For Psychology Students who want to broaden their undergraduate experience, the sky's the limit at the University of Minnesota. From opportunities for community engagement to high-tech classroom learning, today's students are not only getting a solid foundation, but also rich and exciting opportunities to broaden their professional horizons.
APA Engagement Award
Thanks to an American Psychological Association (APA) Culture of Service Award in 2006, the department initiated APA Engagement Awards, which encourage undergraduate majors to link their psychology studies with outreach and public engagement. Spring 2008 winners Maureen Kunkler and Martin Odima each received a $500 award. Martin serves as a youth development counselor at the Midway Family YMCA. You can read about Maureen's experience at the Aurora Center on page 17.
Innovative Teaching TechnologyPsychology classes are being transformed as faculty apply leading-edge technology in their classrooms as well as in their research. Here are a few examples.
Major Project in Psychology has a new course structure, overseen by Professor Tom Brothen, that allows students to choose whether they want to focus their major projects on research, community service, or individual foci. Using WebVista, the University's course management software, instructors can create and manage Web-based learning materials and activities. After students complete assignments and quizzes online, instructors grade and return them electronically.
Introduction to Learning and Behavior taught by Professor Gail Peterson and taken by most psychology majors, aims to incorporate more student-centered technology into the CLA curriculum. Students complete weekly mastery and final unit quizzes online, where they also have 24/7 access to recorded lectures. Computer-based simulations of important concepts in the psychology of learning are being developed for use in class by the instructor and also online by students.

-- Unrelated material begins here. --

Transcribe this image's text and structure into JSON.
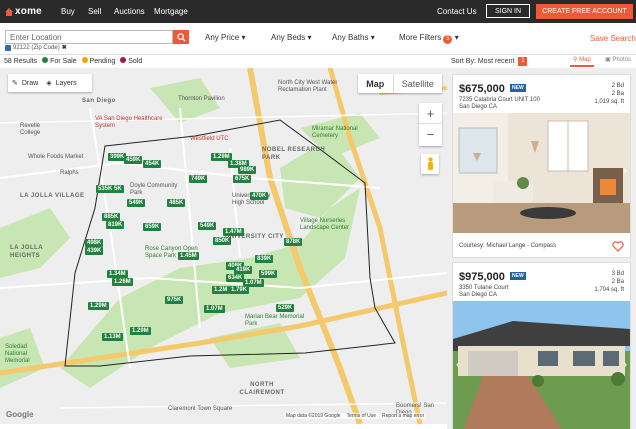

The Undergraduate Research Design class now uses Sentience (http://www.psych.umn.edu/sentience/), an online academic journal for undergraduate papers on research and theory. Developed by instructor Mark Stellmack, the journal is published annually and allows students to gain first-hand experience in all phases of the scientific publication process. Submitted manuscripts are peer reviewed and revised by an editorial board (of fellow undergraduates) in a process typical of most refereed scientific journals.
Vertically-Integrated Research Team Experience (VIRTEx) creates research teams that include a high school student, an undergraduate student, a graduate student, and a faculty mentor to work on a summer research project. "By providing this opportunity early in their careers, the University gives these students a close-up of the world of social science," says Professor Angus MacDonald.

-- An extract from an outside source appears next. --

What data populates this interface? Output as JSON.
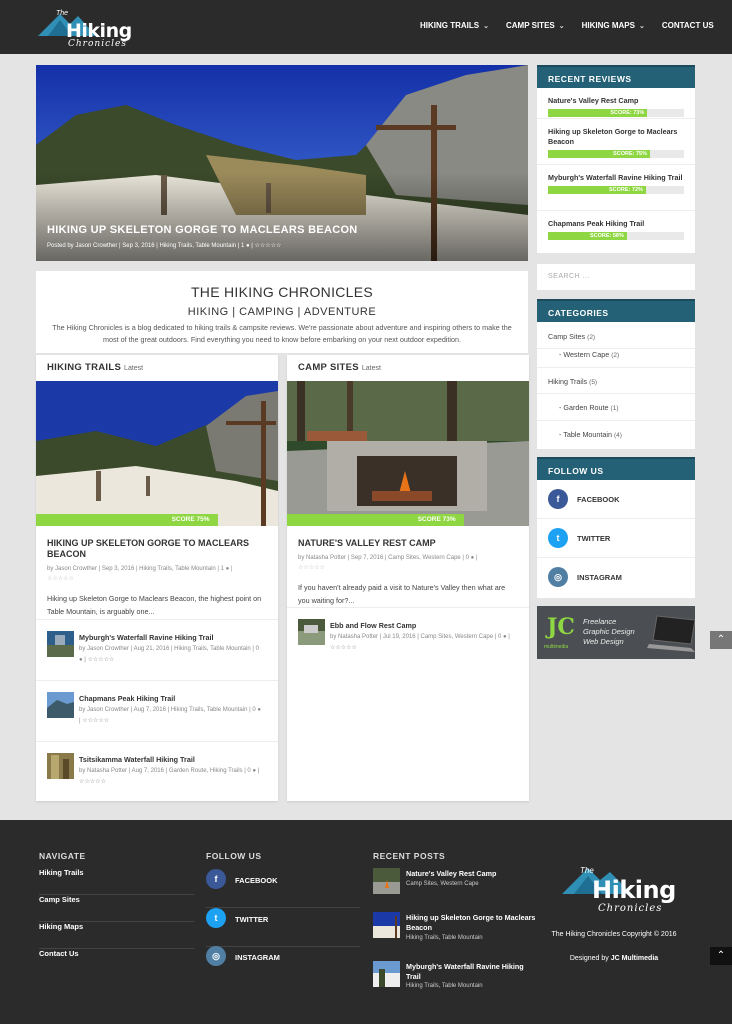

The department's undergraduate advising office provides information and services related to psychology courses; major, minor, and honors programs; career guidance; and graduate school preparation. Members of the advising staff are Becky Mooney, Amy Kallenberg, and Holly Hatch-Surisook.
The advising office coordinates multiple events for undergraduates. Basic informational sessions, like "What Can I Do With a Major in Psychology?", show students the breadth of career paths available to them with a University of Minnesota psychology degree. Panel presentations like "Mental Health Programs," presented by graduate students, and "Psychology and Law," featuring alumni panelists, give students the opportunity to zero in on specific areas of interest.
Putting together successful events like these requires resourcefulness, creativity, and dedication. Hatch-Surisook, coordinator of the advising office, won a 2007-08 John Tate Award for Excellence in Undergraduate Advising. The highly competitive, university-wide award honors sustained and substantial contributions to undergraduate education.